### Exercise
What is the number of lines in the entries that contain "duration"? Reply with that number only.

(Saved entries)
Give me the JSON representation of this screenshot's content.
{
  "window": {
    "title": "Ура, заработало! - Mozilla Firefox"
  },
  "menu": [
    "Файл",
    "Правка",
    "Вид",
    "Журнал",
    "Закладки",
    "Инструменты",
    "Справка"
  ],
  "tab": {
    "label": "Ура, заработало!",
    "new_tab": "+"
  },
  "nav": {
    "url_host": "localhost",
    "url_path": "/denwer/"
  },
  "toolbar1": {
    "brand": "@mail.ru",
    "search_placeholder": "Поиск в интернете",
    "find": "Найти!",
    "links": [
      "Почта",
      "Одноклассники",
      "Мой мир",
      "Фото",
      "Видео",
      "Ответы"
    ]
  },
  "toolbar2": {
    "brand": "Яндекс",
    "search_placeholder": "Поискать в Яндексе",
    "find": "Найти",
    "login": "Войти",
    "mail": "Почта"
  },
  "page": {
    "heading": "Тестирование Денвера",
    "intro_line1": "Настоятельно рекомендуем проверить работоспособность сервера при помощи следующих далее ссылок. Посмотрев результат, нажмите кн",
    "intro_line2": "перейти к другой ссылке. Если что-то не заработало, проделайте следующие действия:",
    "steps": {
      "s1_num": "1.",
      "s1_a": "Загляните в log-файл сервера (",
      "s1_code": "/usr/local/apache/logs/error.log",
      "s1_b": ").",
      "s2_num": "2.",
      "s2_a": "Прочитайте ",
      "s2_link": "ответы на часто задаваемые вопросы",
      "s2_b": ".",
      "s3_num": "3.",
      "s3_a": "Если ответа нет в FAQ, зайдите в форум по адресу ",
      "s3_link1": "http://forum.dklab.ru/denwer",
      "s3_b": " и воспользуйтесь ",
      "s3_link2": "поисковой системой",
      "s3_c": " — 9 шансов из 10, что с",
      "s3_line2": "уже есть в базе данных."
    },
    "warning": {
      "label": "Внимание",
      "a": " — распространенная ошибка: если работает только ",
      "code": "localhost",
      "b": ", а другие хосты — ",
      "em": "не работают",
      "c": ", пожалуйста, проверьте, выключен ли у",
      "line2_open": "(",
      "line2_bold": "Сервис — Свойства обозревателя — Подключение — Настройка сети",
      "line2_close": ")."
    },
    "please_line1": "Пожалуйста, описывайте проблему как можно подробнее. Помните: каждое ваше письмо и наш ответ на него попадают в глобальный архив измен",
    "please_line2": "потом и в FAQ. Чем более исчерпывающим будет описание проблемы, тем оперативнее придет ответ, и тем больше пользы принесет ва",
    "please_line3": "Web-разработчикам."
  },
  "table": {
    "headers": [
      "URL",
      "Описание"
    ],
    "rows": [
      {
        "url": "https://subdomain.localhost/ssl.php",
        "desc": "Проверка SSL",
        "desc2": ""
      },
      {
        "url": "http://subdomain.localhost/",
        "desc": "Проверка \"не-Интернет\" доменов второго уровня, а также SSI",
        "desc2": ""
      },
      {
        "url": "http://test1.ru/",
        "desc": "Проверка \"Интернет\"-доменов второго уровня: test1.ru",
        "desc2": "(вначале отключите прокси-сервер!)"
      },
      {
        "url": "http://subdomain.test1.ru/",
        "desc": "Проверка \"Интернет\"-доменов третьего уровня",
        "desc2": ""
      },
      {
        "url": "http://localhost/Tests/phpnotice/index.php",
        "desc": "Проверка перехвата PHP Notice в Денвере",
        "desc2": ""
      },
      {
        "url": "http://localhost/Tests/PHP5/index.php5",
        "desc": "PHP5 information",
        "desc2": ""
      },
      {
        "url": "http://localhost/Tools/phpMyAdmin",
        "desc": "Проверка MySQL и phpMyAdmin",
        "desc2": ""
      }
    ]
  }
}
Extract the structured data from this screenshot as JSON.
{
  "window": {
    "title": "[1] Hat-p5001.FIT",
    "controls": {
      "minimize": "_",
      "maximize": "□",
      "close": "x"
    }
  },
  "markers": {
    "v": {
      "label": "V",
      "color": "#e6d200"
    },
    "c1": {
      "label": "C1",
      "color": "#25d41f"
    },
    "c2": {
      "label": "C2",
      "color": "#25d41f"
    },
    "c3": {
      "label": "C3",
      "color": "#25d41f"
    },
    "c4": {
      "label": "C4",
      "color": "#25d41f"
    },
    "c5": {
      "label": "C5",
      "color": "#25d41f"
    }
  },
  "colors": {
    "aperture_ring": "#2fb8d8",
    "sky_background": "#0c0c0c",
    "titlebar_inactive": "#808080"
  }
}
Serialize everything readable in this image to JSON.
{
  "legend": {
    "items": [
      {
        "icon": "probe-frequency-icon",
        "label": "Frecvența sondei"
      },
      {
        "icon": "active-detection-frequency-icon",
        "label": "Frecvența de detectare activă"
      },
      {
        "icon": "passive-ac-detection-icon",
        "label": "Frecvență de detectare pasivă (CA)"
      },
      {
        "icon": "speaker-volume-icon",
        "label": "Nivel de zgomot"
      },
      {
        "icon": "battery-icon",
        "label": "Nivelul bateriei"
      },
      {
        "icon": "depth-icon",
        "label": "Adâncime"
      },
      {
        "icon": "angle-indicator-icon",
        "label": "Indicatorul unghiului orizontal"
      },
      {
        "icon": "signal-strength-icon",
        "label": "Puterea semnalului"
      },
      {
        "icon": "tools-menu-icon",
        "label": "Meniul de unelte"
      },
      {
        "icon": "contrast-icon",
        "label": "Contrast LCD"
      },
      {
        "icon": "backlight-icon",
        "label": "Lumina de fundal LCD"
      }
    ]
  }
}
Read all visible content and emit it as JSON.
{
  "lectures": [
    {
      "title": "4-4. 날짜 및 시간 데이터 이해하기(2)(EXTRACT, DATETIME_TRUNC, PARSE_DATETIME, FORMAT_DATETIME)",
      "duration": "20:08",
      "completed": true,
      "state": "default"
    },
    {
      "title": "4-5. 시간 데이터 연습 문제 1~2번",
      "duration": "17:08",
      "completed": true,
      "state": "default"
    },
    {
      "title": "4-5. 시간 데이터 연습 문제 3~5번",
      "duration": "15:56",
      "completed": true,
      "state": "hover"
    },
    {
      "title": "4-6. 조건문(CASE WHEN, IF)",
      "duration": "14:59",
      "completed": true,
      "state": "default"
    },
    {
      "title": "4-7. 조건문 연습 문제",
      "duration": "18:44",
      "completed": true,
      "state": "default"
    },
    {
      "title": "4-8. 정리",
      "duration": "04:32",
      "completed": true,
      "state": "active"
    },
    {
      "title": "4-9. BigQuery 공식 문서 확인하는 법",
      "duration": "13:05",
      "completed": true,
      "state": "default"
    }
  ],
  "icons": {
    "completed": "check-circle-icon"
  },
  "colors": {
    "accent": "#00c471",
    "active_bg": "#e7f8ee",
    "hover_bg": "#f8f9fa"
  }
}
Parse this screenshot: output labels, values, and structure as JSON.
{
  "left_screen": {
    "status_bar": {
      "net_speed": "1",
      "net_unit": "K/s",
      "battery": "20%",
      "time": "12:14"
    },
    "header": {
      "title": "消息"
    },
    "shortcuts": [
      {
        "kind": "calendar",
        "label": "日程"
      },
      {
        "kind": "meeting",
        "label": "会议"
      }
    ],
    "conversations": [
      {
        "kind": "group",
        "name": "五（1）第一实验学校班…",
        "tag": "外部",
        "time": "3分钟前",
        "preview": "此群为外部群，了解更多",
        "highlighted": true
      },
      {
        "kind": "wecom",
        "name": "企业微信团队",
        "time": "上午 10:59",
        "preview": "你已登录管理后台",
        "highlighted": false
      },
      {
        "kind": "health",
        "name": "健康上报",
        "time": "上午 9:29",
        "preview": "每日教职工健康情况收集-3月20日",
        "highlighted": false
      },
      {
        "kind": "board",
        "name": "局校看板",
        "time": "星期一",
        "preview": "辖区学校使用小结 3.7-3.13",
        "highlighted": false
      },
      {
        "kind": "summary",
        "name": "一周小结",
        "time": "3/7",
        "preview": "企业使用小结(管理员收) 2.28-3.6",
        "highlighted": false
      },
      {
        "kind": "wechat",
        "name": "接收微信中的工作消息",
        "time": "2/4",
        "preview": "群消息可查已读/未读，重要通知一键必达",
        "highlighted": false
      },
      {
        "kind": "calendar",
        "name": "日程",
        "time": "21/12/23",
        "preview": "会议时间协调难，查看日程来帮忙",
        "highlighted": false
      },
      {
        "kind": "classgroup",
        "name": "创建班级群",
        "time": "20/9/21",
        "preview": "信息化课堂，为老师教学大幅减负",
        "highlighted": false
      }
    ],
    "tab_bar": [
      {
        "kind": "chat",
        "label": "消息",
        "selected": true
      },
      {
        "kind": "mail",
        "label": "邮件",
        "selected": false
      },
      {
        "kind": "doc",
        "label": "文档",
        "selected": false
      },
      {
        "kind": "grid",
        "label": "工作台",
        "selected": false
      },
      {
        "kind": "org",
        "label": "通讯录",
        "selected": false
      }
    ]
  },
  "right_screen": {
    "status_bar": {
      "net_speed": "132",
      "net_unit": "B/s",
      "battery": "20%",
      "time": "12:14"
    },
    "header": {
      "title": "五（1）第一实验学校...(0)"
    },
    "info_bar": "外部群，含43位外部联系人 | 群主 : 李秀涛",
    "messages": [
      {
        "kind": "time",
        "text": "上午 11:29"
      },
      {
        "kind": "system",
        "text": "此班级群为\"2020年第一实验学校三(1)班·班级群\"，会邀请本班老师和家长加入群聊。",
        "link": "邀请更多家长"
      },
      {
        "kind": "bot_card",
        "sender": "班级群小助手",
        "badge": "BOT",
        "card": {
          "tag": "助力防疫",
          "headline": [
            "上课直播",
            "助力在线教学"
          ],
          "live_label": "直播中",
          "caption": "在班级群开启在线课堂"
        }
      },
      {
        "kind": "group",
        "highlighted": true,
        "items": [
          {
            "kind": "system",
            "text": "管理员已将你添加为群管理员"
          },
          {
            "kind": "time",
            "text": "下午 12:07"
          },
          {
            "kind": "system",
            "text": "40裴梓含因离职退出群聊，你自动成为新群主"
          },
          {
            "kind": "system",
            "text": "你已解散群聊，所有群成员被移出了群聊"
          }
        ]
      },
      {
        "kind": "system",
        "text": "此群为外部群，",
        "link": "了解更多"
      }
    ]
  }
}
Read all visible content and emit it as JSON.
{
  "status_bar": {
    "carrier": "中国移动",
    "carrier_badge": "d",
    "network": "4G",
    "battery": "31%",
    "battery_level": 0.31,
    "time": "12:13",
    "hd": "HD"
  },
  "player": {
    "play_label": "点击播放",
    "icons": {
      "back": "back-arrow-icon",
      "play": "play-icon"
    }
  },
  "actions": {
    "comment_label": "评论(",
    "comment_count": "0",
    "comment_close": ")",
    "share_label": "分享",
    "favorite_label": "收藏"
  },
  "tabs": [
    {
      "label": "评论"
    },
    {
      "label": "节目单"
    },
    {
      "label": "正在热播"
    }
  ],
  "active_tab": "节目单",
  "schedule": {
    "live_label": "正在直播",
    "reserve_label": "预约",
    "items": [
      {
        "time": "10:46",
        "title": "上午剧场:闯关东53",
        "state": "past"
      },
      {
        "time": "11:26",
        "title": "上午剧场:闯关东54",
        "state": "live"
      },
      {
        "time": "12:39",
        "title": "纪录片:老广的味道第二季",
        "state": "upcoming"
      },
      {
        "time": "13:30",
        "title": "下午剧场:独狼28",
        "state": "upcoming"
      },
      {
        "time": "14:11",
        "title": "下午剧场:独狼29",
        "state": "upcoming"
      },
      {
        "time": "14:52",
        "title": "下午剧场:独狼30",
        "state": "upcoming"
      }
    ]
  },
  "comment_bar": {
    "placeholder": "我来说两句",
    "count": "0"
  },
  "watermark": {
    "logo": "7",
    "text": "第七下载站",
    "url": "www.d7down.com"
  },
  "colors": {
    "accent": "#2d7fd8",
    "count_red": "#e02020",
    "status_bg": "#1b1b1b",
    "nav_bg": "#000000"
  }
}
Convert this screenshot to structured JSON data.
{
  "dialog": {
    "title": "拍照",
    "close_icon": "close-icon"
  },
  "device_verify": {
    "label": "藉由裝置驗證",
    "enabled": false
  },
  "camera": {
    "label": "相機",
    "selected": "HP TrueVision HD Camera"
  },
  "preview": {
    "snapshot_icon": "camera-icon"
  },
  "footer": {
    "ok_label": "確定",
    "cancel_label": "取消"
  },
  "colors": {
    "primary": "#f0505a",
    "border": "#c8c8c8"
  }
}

### Response for this exercise
7